- _WHAT TO DO_
Please return each entry that follows exactly as written, and keep the pictures out.

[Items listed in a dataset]
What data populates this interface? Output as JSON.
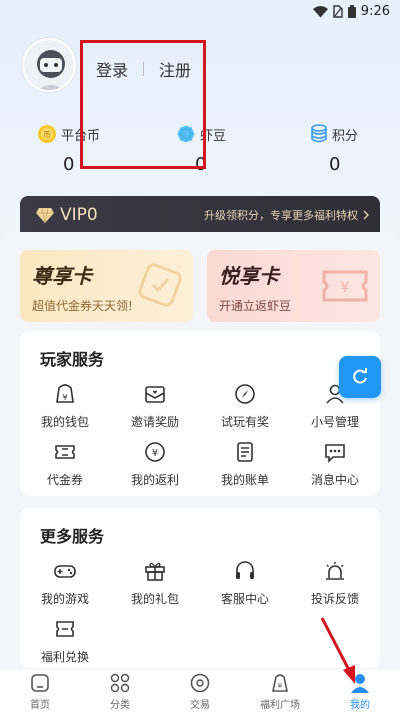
{
  "status_bar": {
    "time": "9:26"
  },
  "account": {
    "login_label": "登录",
    "register_label": "注册"
  },
  "stats": [
    {
      "label": "平台币",
      "value": "0",
      "icon": "coin-icon"
    },
    {
      "label": "虾豆",
      "value": "0",
      "icon": "gear-icon"
    },
    {
      "label": "积分",
      "value": "0",
      "icon": "points-icon"
    }
  ],
  "vip": {
    "level": "VIP0",
    "tip": "升级领积分，专享更多福利特权"
  },
  "cards": [
    {
      "title": "尊享卡",
      "subtitle": "超值代金券天天领!"
    },
    {
      "title": "悦享卡",
      "subtitle": "开通立返虾豆"
    }
  ],
  "player_services": {
    "title": "玩家服务",
    "items": [
      "我的钱包",
      "邀请奖励",
      "试玩有奖",
      "小号管理",
      "代金券",
      "我的返利",
      "我的账单",
      "消息中心"
    ]
  },
  "more_services": {
    "title": "更多服务",
    "items": [
      "我的游戏",
      "我的礼包",
      "客服中心",
      "投诉反馈",
      "福利兑换"
    ]
  },
  "tabs": [
    {
      "label": "首页",
      "active": false
    },
    {
      "label": "分类",
      "active": false
    },
    {
      "label": "交易",
      "active": false
    },
    {
      "label": "福利广场",
      "active": false
    },
    {
      "label": "我的",
      "active": true
    }
  ],
  "colors": {
    "accent": "#2196f3",
    "highlight": "#d6161e",
    "vip_bg": "#34323c"
  }
}
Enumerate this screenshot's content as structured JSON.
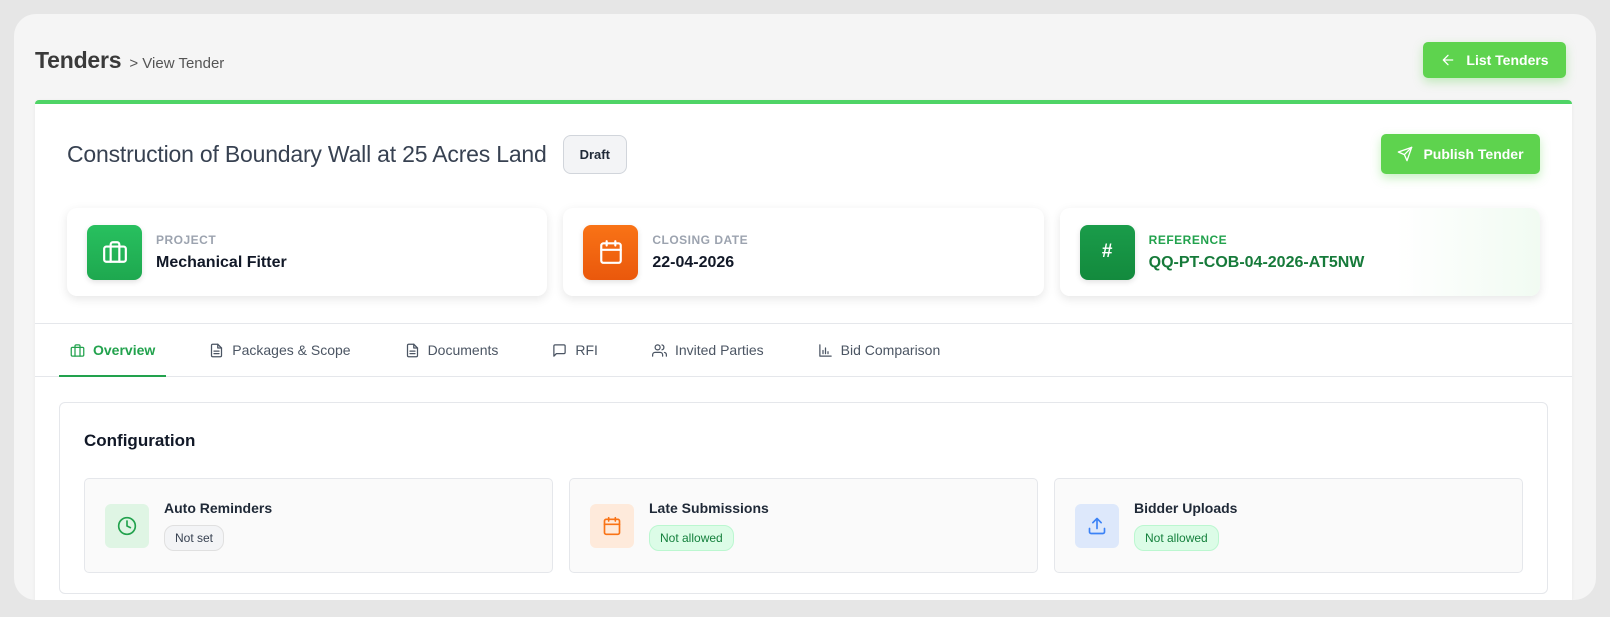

- _RESPONSE BELOW_
What data populates this interface? Output as JSON.
{
  "status_bar": {
    "time": "9:26"
  },
  "account": {
    "login_label": "登录",
    "register_label": "注册"
  },
  "stats": [
    {
      "label": "平台币",
      "value": "0",
      "icon": "coin-icon"
    },
    {
      "label": "虾豆",
      "value": "0",
      "icon": "gear-icon"
    },
    {
      "label": "积分",
      "value": "0",
      "icon": "points-icon"
    }
  ],
  "vip": {
    "level": "VIP0",
    "tip": "升级领积分，专享更多福利特权"
  },
  "cards": [
    {
      "title": "尊享卡",
      "subtitle": "超值代金券天天领!"
    },
    {
      "title": "悦享卡",
      "subtitle": "开通立返虾豆"
    }
  ],
  "player_services": {
    "title": "玩家服务",
    "items": [
      "我的钱包",
      "邀请奖励",
      "试玩有奖",
      "小号管理",
      "代金券",
      "我的返利",
      "我的账单",
      "消息中心"
    ]
  },
  "more_services": {
    "title": "更多服务",
    "items": [
      "我的游戏",
      "我的礼包",
      "客服中心",
      "投诉反馈",
      "福利兑换"
    ]
  },
  "tabs": [
    {
      "label": "首页",
      "active": false
    },
    {
      "label": "分类",
      "active": false
    },
    {
      "label": "交易",
      "active": false
    },
    {
      "label": "福利广场",
      "active": false
    },
    {
      "label": "我的",
      "active": true
    }
  ],
  "colors": {
    "accent": "#2196f3",
    "highlight": "#d6161e",
    "vip_bg": "#34323c"
  }
}
Enumerate this screenshot's content as structured JSON.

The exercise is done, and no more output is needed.